> **Required work**
Please print every record below exactly as it appears.

> **Task inputs**
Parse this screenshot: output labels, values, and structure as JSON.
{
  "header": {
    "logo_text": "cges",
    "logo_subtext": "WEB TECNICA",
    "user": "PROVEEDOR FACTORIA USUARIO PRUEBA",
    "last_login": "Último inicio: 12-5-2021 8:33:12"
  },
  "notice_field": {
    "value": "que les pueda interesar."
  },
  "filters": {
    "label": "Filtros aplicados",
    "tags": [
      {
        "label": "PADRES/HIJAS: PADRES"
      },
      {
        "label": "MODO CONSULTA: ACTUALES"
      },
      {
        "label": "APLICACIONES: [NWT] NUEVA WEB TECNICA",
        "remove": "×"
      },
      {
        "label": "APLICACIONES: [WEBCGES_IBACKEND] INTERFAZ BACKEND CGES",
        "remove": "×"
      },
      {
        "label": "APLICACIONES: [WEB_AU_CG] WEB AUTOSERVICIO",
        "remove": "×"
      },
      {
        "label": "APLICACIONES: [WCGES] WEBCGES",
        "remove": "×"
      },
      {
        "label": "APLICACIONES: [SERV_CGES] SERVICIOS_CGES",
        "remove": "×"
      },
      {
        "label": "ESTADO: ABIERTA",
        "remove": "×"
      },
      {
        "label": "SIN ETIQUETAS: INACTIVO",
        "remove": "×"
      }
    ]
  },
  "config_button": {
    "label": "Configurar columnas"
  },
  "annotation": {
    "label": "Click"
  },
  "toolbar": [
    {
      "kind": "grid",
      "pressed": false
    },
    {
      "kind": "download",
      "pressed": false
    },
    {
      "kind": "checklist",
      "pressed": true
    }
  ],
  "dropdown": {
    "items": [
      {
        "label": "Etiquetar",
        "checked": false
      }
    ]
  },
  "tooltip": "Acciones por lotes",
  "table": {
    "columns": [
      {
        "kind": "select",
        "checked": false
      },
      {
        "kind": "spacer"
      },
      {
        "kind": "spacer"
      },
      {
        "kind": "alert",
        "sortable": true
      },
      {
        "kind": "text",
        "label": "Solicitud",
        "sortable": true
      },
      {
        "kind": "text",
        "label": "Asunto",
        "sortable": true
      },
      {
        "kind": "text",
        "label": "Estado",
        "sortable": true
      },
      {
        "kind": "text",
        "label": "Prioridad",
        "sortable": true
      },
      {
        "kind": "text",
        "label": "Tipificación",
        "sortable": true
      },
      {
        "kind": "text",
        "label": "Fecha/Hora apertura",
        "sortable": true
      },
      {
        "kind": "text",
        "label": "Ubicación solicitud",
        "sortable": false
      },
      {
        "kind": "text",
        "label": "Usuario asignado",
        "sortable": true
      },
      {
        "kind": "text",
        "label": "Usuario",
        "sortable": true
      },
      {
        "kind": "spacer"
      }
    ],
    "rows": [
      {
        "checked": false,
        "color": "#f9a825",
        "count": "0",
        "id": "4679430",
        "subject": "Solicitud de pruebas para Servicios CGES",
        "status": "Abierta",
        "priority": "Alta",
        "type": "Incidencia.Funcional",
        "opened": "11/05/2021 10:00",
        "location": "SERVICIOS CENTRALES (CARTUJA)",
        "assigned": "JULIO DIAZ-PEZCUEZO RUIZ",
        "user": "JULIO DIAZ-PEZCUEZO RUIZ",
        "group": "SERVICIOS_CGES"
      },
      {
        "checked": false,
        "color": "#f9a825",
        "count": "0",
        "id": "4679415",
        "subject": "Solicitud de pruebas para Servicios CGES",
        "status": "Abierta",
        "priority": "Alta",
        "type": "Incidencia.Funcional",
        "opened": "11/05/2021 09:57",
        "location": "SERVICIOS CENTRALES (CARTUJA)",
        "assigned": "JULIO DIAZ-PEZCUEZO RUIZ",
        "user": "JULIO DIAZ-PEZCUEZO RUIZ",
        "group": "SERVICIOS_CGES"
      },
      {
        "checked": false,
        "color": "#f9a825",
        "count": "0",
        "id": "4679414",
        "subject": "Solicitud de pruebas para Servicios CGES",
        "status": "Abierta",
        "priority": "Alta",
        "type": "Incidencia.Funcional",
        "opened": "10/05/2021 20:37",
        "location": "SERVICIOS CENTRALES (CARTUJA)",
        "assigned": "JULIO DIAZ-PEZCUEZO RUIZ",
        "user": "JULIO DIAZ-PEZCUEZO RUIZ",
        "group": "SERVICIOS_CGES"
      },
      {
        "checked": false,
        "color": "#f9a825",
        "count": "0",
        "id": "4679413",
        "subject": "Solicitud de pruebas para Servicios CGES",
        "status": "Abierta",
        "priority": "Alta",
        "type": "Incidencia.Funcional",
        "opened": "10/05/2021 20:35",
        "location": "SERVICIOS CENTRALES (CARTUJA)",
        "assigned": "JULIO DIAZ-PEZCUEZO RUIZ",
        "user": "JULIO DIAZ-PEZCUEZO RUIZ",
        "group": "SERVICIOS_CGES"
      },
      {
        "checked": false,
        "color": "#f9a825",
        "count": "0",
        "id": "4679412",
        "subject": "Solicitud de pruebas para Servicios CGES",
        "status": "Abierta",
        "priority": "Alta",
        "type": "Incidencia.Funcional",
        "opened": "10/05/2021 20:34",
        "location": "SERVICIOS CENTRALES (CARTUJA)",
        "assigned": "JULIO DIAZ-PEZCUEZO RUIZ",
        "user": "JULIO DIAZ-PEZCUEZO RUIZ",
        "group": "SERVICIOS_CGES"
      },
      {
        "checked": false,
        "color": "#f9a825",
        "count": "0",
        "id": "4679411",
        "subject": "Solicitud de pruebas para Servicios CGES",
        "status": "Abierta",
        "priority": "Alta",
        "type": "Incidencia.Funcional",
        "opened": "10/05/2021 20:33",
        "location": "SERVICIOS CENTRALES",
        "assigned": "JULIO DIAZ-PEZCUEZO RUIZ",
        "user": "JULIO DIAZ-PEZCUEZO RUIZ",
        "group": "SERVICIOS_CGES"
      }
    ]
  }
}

> **Exercise response**
Parse this screenshot: output labels, values, and structure as JSON.
{
  "header": {
    "logo_text": "cges",
    "logo_subtext": "WEB TECNICA",
    "user": "PROVEEDOR FACTORIA USUARIO PRUEBA",
    "last_login": "Último inicio: 12-5-2021 8:33:12"
  },
  "notice_field": {
    "value": "que les pueda interesar."
  },
  "filters": {
    "label": "Filtros aplicados",
    "tags": [
      {
        "label": "PADRES/HIJAS: PADRES"
      },
      {
        "label": "MODO CONSULTA: ACTUALES"
      },
      {
        "label": "APLICACIONES: [NWT] NUEVA WEB TECNICA",
        "remove": "×"
      },
      {
        "label": "APLICACIONES: [WEBCGES_IBACKEND] INTERFAZ BACKEND CGES",
        "remove": "×"
      },
      {
        "label": "APLICACIONES: [WEB_AU_CG] WEB AUTOSERVICIO",
        "remove": "×"
      },
      {
        "label": "APLICACIONES: [WCGES] WEBCGES",
        "remove": "×"
      },
      {
        "label": "APLICACIONES: [SERV_CGES] SERVICIOS_CGES",
        "remove": "×"
      },
      {
        "label": "ESTADO: ABIERTA",
        "remove": "×"
      },
      {
        "label": "SIN ETIQUETAS: INACTIVO",
        "remove": "×"
      }
    ]
  },
  "config_button": {
    "label": "Configurar columnas"
  },
  "annotation": {
    "label": "Click"
  },
  "toolbar": [
    {
      "kind": "grid",
      "pressed": false
    },
    {
      "kind": "download",
      "pressed": false
    },
    {
      "kind": "checklist",
      "pressed": true
    }
  ],
  "dropdown": {
    "items": [
      {
        "label": "Etiquetar",
        "checked": false
      }
    ]
  },
  "tooltip": "Acciones por lotes",
  "table": {
    "columns": [
      {
        "kind": "select",
        "checked": false
      },
      {
        "kind": "spacer"
      },
      {
        "kind": "spacer"
      },
      {
        "kind": "alert",
        "sortable": true
      },
      {
        "kind": "text",
        "label": "Solicitud",
        "sortable": true
      },
      {
        "kind": "text",
        "label": "Asunto",
        "sortable": true
      },
      {
        "kind": "text",
        "label": "Estado",
        "sortable": true
      },
      {
        "kind": "text",
        "label": "Prioridad",
        "sortable": true
      },
      {
        "kind": "text",
        "label": "Tipificación",
        "sortable": true
      },
      {
        "kind": "text",
        "label": "Fecha/Hora apertura",
        "sortable": true
      },
      {
        "kind": "text",
        "label": "Ubicación solicitud",
        "sortable": false
      },
      {
        "kind": "text",
        "label": "Usuario asignado",
        "sortable": true
      },
      {
        "kind": "text",
        "label": "Usuario",
        "sortable": true
      },
      {
        "kind": "spacer"
      }
    ],
    "rows": [
      {
        "checked": false,
        "color": "#f9a825",
        "count": "0",
        "id": "4679430",
        "subject": "Solicitud de pruebas para Servicios CGES",
        "status": "Abierta",
        "priority": "Alta",
        "type": "Incidencia.Funcional",
        "opened": "11/05/2021 10:00",
        "location": "SERVICIOS CENTRALES (CARTUJA)",
        "assigned": "JULIO DIAZ-PEZCUEZO RUIZ",
        "user": "JULIO DIAZ-PEZCUEZO RUIZ",
        "group": "SERVICIOS_CGES"
      },
      {
        "checked": false,
        "color": "#f9a825",
        "count": "0",
        "id": "4679415",
        "subject": "Solicitud de pruebas para Servicios CGES",
        "status": "Abierta",
        "priority": "Alta",
        "type": "Incidencia.Funcional",
        "opened": "11/05/2021 09:57",
        "location": "SERVICIOS CENTRALES (CARTUJA)",
        "assigned": "JULIO DIAZ-PEZCUEZO RUIZ",
        "user": "JULIO DIAZ-PEZCUEZO RUIZ",
        "group": "SERVICIOS_CGES"
      },
      {
        "checked": false,
        "color": "#f9a825",
        "count": "0",
        "id": "4679414",
        "subject": "Solicitud de pruebas para Servicios CGES",
        "status": "Abierta",
        "priority": "Alta",
        "type": "Incidencia.Funcional",
        "opened": "10/05/2021 20:37",
        "location": "SERVICIOS CENTRALES (CARTUJA)",
        "assigned": "JULIO DIAZ-PEZCUEZO RUIZ",
        "user": "JULIO DIAZ-PEZCUEZO RUIZ",
        "group": "SERVICIOS_CGES"
      },
      {
        "checked": false,
        "color": "#f9a825",
        "count": "0",
        "id": "4679413",
        "subject": "Solicitud de pruebas para Servicios CGES",
        "status": "Abierta",
        "priority": "Alta",
        "type": "Incidencia.Funcional",
        "opened": "10/05/2021 20:35",
        "location": "SERVICIOS CENTRALES (CARTUJA)",
        "assigned": "JULIO DIAZ-PEZCUEZO RUIZ",
        "user": "JULIO DIAZ-PEZCUEZO RUIZ",
        "group": "SERVICIOS_CGES"
      },
      {
        "checked": false,
        "color": "#f9a825",
        "count": "0",
        "id": "4679412",
        "subject": "Solicitud de pruebas para Servicios CGES",
        "status": "Abierta",
        "priority": "Alta",
        "type": "Incidencia.Funcional",
        "opened": "10/05/2021 20:34",
        "location": "SERVICIOS CENTRALES (CARTUJA)",
        "assigned": "JULIO DIAZ-PEZCUEZO RUIZ",
        "user": "JULIO DIAZ-PEZCUEZO RUIZ",
        "group": "SERVICIOS_CGES"
      },
      {
        "checked": false,
        "color": "#f9a825",
        "count": "0",
        "id": "4679411",
        "subject": "Solicitud de pruebas para Servicios CGES",
        "status": "Abierta",
        "priority": "Alta",
        "type": "Incidencia.Funcional",
        "opened": "10/05/2021 20:33",
        "location": "SERVICIOS CENTRALES",
        "assigned": "JULIO DIAZ-PEZCUEZO RUIZ",
        "user": "JULIO DIAZ-PEZCUEZO RUIZ",
        "group": "SERVICIOS_CGES"
      }
    ]
  }
}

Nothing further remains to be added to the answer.